▶ [YOUR INSTRUCTIONS] Produce the tally of lines in the material below that hold "this", without anything else.
========
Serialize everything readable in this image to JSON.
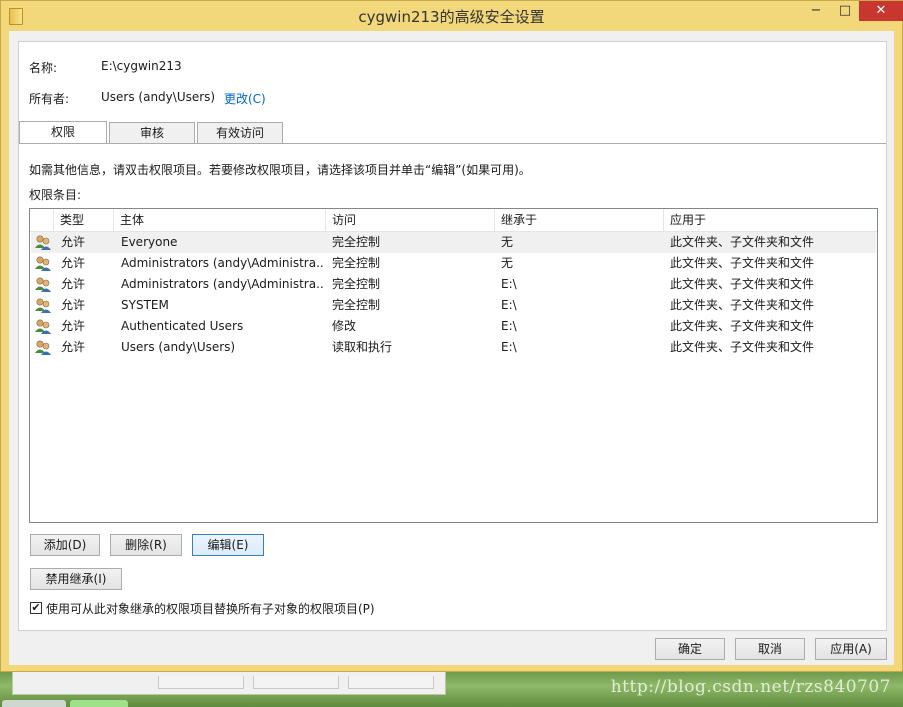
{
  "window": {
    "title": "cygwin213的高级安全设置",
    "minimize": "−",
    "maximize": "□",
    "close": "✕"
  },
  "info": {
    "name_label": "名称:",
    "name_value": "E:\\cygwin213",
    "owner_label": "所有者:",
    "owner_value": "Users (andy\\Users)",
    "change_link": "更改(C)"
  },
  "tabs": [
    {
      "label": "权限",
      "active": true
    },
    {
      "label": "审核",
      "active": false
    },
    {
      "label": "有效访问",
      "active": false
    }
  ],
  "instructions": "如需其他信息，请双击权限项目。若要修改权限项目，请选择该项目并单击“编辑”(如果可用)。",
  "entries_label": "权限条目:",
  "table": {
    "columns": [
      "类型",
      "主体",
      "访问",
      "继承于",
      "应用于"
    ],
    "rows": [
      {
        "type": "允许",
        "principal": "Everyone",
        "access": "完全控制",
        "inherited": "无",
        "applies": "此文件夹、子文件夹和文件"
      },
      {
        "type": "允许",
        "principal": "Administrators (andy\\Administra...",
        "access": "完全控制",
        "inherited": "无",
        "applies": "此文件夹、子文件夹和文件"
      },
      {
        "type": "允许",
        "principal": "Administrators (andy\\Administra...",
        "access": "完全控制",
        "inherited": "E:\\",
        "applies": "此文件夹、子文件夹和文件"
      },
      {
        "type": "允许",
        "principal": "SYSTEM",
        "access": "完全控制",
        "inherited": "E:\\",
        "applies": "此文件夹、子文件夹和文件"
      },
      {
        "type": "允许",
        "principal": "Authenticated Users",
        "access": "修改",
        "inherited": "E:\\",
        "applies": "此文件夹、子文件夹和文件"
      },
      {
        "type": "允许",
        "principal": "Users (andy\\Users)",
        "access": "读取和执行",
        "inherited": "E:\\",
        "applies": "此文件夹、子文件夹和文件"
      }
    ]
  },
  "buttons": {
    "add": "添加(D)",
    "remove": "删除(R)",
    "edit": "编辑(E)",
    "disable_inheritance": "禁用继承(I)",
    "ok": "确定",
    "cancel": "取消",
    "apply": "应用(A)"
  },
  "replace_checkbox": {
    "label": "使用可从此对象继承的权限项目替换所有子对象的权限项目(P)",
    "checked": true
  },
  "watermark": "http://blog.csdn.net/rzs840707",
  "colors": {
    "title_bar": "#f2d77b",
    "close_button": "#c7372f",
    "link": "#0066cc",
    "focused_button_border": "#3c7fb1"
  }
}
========
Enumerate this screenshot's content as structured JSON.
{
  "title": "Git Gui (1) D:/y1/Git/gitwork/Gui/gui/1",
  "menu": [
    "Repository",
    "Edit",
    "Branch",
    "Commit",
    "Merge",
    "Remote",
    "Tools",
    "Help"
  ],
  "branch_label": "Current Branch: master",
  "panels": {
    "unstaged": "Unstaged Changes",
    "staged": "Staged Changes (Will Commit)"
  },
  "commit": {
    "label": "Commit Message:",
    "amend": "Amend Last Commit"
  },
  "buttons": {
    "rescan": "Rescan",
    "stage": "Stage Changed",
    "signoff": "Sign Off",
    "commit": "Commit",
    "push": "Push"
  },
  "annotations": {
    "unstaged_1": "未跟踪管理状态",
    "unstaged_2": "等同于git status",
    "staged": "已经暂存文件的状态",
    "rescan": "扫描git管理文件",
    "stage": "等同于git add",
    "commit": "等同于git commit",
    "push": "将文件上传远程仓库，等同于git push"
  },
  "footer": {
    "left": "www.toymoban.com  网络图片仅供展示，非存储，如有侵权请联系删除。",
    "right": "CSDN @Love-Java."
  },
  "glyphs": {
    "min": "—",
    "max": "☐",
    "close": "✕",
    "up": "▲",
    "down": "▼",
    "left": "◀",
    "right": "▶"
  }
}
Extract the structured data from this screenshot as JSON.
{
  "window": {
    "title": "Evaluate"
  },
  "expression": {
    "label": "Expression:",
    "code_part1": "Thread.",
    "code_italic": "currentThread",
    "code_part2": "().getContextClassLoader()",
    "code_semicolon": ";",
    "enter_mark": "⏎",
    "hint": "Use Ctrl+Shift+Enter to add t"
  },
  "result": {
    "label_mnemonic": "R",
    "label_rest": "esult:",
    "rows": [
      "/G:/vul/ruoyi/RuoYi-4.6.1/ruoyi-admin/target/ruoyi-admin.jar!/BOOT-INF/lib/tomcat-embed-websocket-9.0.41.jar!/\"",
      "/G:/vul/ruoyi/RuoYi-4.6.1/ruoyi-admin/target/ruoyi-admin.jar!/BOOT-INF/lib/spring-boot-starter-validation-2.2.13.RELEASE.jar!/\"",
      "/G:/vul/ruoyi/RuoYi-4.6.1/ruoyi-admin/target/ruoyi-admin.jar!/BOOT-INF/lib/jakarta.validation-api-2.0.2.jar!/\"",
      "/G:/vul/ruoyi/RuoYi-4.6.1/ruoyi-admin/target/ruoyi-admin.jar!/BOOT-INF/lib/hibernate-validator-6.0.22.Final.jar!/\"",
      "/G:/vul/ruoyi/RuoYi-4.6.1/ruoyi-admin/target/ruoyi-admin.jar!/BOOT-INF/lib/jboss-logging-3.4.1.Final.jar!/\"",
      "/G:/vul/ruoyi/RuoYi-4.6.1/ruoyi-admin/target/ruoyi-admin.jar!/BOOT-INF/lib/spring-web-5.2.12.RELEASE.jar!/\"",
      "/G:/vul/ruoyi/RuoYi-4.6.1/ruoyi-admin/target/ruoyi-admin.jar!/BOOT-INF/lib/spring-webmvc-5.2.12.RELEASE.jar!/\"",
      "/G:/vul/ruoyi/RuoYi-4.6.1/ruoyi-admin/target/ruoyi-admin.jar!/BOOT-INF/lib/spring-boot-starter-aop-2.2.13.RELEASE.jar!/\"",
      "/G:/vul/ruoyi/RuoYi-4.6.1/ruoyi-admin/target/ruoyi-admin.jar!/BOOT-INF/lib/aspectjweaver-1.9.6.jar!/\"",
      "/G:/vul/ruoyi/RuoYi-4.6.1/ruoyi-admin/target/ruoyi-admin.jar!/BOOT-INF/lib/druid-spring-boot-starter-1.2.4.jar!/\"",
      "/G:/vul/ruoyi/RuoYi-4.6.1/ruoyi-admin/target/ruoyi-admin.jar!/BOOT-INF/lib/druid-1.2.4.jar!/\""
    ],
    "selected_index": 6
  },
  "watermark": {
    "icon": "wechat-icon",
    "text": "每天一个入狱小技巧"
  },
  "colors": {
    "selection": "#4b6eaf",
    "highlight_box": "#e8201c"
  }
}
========
▶ [ANSWER SECTION] 3